The counseling center offers quality service to hundreds of students at the College of William and Mary. As the largest on-campus resource for mental health, it has helped countless students suffering from depression, anxiety and other mental health issues. However, the counseling center lacks a distinct and visible presence on campus — one that would eradicate the stigma surrounding it. Furthermore, the counseling center could streamline the process by which students make appointments, encouraging more students to seek help.
The First Year Experience needs to make the counseling center more visible to freshmen. Orientation Aides should visit the counseling center with their students and build a lasting familiarity.
The counseling center should be more than visible during Orientation — it must be conspicuous. It should vie for students’ attention during the student activities fair, perhaps hold an open house in the Sadler Center with food and guest speakers. Counselors should meet with OAs and their students periodically, and wear identifiable clothing.
But a strong presence during Orientation is not enough: the counseling center must maintain that presence.

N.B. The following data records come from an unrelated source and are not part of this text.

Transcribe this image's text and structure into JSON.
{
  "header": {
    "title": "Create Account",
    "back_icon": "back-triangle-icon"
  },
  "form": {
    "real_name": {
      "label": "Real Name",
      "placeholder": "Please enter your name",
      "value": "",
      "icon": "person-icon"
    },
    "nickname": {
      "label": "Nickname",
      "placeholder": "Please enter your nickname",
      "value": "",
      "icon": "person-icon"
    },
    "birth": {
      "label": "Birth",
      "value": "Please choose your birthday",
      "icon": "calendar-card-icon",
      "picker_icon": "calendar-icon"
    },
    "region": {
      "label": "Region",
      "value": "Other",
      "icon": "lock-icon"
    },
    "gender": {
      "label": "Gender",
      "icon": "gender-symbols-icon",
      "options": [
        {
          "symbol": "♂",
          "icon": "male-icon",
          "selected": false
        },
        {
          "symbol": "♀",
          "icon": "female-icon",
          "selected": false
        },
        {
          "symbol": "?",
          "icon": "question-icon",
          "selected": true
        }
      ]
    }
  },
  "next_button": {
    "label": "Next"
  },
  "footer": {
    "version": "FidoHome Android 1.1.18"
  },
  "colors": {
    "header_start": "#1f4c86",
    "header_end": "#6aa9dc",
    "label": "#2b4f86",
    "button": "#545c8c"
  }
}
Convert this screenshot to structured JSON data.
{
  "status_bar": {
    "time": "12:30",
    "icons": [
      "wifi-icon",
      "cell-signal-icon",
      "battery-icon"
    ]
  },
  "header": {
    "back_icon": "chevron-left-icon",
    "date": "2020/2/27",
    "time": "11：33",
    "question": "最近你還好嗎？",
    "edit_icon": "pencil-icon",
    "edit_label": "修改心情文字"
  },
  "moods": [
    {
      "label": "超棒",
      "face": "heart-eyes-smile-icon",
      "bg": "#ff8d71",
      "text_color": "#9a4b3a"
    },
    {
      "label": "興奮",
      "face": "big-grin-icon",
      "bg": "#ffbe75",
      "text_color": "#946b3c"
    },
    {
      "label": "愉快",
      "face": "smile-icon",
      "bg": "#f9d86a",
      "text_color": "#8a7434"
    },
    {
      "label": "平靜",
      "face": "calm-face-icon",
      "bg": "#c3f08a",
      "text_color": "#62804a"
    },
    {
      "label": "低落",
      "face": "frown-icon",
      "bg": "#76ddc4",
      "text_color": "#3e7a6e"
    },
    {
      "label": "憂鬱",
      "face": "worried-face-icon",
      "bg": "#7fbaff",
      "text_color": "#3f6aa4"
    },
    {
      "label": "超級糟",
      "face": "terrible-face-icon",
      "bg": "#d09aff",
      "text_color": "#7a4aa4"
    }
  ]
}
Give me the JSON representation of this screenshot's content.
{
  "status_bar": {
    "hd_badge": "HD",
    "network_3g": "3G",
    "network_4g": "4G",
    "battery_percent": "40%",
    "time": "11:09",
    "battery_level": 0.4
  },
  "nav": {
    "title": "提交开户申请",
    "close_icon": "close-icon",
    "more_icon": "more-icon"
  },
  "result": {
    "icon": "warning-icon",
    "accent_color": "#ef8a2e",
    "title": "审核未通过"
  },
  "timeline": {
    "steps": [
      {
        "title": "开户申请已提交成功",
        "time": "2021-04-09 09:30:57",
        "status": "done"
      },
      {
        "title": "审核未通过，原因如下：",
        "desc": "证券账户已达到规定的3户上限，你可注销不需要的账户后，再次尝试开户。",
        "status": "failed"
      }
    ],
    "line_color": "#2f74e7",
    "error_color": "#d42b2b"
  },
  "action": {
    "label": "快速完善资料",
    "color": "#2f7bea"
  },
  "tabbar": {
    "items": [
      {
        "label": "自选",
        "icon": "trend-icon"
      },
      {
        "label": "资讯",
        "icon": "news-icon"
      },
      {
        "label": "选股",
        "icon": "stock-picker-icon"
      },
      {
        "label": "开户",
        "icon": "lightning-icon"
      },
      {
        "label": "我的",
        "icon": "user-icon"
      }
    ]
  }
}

They should recruit student volunteers and table at the Sadler Center regularly, providing students with critical mental health information and approachable faces. Perhaps counselors could hold office hours in residence halls. Students and counselors could then speak casually and build relationships which would gradually dissolve the counseling center’s stigma.
However, the stigma might not be the only element dissuading students from visiting the counseling center. Currently, students can only make appointments at the counseling center over the phone or in person — and making a phone call is harder than sending an email. To accommodate students who desperately need help, but who are hesitant to take that often-terrifying first step, the counseling center should allow students to make appointments via online form or email. The counseling center could even call students after they have submitted a form or email, removing the pressure that accompanies making the call themselves.
But the College has made strides in providing atypical counseling opportunities for students, including Donna Haygood-Jackson, the senior assistant dean of students and the head of care support services. Haygood-Jackson’s position is one of the few places on campus where students can speak to administrators in perfect confidence. Haygood-Jackson directs students to resources that fit their needs, including the counseling center, off-campus therapy and even the police in cases of physical and sexual assault. It is this added variety of counseling opportunities that make Haygood-Jackson’s position extremely beneficial to students on campus.
In order for mental health to remain a priority at the College, the counseling center cannot simply exist; students need to see it as an integral part of the College community — staffed by people who are engaged in that community.